The HMGA2 protein belongs to the HMGA family of architectural transcription factors, which play an important role in chromatin organization. HMGA proteins are overexpressed in several experimental and human tumors and have been implicated in the process of neoplastic transformation. Hmga2 knockout results in the pygmy phenotype in mice and in a decreased(More)
Signalling through Notch receptors requires ligand-induced cleavage to release the intracellular domain, which acts as a transcriptional activator in the nucleus. Deregulated Notch1 signalling has been implicated in mammary tumorigenesis; however the mechanisms underlying Notch activation in breast cancer remain unclear. Here, we demonstrate that the(More)
High mobility group I proteins (HMGI, HMGY and HMGI-C) are a family of low molecular mass non-histone nuclear proteins which constitute an important component of the active chromatin structure. Two members of this family, HMGI and HMGY, have been demonstrated to contribute to the transcriptional regulation of several promoters by interacting with the DNA(More)

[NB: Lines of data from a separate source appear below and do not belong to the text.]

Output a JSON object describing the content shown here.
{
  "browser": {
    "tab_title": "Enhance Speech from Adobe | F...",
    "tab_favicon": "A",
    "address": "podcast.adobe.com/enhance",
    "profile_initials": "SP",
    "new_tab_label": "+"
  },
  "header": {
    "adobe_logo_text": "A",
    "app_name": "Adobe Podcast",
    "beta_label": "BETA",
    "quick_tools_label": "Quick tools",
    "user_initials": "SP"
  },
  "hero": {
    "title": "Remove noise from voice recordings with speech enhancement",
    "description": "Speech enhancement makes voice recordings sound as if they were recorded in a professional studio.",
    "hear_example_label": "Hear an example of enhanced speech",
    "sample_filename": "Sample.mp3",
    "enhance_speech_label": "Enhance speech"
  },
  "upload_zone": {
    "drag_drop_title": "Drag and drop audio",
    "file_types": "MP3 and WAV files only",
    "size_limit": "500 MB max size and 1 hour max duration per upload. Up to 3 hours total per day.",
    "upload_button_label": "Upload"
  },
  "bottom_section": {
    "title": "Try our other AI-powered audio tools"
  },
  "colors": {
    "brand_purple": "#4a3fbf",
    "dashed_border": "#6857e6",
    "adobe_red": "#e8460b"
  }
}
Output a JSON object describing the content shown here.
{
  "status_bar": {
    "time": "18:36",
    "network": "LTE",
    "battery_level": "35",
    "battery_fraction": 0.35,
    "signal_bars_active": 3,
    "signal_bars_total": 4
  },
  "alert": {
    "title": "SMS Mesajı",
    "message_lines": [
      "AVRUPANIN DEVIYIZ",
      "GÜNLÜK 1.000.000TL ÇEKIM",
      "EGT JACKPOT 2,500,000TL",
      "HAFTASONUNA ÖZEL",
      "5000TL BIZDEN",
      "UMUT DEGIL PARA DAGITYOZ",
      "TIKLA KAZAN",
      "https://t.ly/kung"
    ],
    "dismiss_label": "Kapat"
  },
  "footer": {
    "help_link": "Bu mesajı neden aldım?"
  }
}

High Mobility Group A (HMGA) is a family of architectural nuclear factors which play an important role in neoplastic transformation. HMGA proteins are multifunctional factors that associate both with DNA and nuclear proteins that have been involved in several nuclear processes including transcription. HMGA localization is exclusively nuclear but, to date,(More)
The expression of nuclear proteins high mobility group (HMG) I and HMGY was investigated in intraepithelial and invasive lesions of the uterine cervix. Human carcinoma cell lines C-41, ME-180, and CaSki were used for testing protein expression in neoplastic cells from the cervix. Morphological grading of the dysplasias (CIN 1, CIN 2, and CIN 3) and invasive(More)
The homeodomain-containing protein Hex (also named Prh) is expressed in primitive endoderm (during the early phases of development), in some endoderm-derived tissues and in endothelial and hematopoietic precursors. Hex expression is exting-uished during terminal differentiation of endothelial and hematopoietic cells as well as in adult lung. Previous(More)
Nuclear phosphoprotein HMGA1a, high mobility group A1a, (previously HMGI) has been investigated during apoptosis. A change in the degree of phosphorylation of HMGA1a has been observed during apoptosis induced in four leukemic cell lines (HL60, K562, NB4, and U937) by drugs (etoposide, camptothecin) or herpes simplex virus type-1. Both hyper-phosphorylation(More)
Mammary epithelial stem cells are fundamental to maintain tissue integrity. Cancer stem cells (CSCs) are implicated in both treatment resistance and disease relapse, and the molecular bases of their malignant properties are still poorly understood. Here we show that both normal stem cells and CSCs of the breast are controlled by the prolyl-isomerase Pin1.(More)